In small companies, the human resource manager takes on multiple roles and responsibilities. In large companies, these same functions are broken up into separate positions and titles under the leadership of the executive HR manager. She directs a staff that handles recruitment, benefits and compensation; training and development; and labor relations. Each one of these HR functions is critical to maintaining a successful and profitable company.
The recruitment manager oversees and directs corporate staffing needs. She acts as a liaison between department heads and job candidates selected for interviews. She or her staff vets resumes and potential candidates for next level interviews within the company. As part of recruitment, she develops relationships with job employment agencies, manages job advertisements and oversees the interview process. She works with department heads to plan corporate recruitment needs to help budget new positions for the upcoming year. She also may be responsible for maintaining or creating job descriptions.

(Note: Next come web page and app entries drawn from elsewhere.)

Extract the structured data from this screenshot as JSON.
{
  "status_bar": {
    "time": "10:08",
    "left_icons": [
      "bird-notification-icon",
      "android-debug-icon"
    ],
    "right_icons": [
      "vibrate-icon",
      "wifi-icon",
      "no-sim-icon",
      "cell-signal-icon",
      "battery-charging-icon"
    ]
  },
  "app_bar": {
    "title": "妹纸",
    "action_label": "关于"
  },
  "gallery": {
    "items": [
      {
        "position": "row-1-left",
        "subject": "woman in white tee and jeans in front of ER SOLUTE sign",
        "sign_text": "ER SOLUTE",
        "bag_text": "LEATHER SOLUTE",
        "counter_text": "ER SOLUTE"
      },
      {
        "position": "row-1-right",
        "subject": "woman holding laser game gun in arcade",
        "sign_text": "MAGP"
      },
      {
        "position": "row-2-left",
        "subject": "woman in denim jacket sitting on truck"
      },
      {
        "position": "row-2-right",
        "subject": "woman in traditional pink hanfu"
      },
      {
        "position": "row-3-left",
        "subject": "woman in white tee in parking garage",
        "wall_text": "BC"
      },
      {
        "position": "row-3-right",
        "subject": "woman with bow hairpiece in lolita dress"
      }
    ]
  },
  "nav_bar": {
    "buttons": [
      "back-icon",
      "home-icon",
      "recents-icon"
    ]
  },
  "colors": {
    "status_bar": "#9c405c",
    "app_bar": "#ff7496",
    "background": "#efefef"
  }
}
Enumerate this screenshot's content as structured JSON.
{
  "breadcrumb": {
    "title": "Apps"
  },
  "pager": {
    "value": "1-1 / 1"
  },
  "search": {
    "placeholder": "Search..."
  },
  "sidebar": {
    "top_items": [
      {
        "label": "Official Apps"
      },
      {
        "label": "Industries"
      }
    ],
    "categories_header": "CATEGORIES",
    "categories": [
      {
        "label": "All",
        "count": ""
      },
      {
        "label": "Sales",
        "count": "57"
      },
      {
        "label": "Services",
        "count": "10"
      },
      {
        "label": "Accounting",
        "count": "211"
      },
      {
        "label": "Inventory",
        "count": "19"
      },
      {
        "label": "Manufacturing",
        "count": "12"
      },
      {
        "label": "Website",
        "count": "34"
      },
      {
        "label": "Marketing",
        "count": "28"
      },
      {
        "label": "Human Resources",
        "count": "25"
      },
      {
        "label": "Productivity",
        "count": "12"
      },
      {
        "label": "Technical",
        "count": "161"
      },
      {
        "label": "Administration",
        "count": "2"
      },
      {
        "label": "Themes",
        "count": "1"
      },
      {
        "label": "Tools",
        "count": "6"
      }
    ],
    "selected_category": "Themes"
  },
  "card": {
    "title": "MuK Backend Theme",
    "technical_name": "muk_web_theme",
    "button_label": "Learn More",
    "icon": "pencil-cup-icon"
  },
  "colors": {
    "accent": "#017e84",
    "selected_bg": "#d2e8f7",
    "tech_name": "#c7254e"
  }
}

Benefits and Compensation Managers
Benefits and compensation managers ensure that benefit programs are in place for employees. They conduct marketplace salary surveys to determine competitive salaries; oversee or create programs for job evaluations; and process all new hire employment packages. As part of the responsibilities under this function, they manage employee personnel records and stay current with elective changes to benefits or salary increases. These managers are also responsible for overseeing in-house employee programs, such as tuition reimbursement and education, paid-time-off programs or employee social programs.
Employee Relations Manager
Large companies that have unionized staff also have an HR manager dedicated solely to labor relations. The employee relations manager meets with members of the union to discuss issues or problems that might arise. She acts as a liaison between the workforce and the upper or executive management within a large company. The labor relations manager develops corporate labor policies; creates and negotiates labor contracts; and oversees grievances, labor disputes, contract wage issues or benefits, management and union systems.
Training and Development Managers
A company that wants to stay competitive often has a training and development manager within the HR department. The training manager oversees and develops programs for ongoing employee training, course content and materials. She helps a company retain and develop its workforce. She oversees and supervises a staff to help her achieve training programs in line with corporate values and goals. The training and development manager obtains input from corporate department heads about their employee training needs.
As a native Californian, artist, journalist and published author, Laurie Brenner began writing professionally in 1975. She has written for newspapers, magazines, online publications and sites. Brenner graduated from San Diego's Coleman College.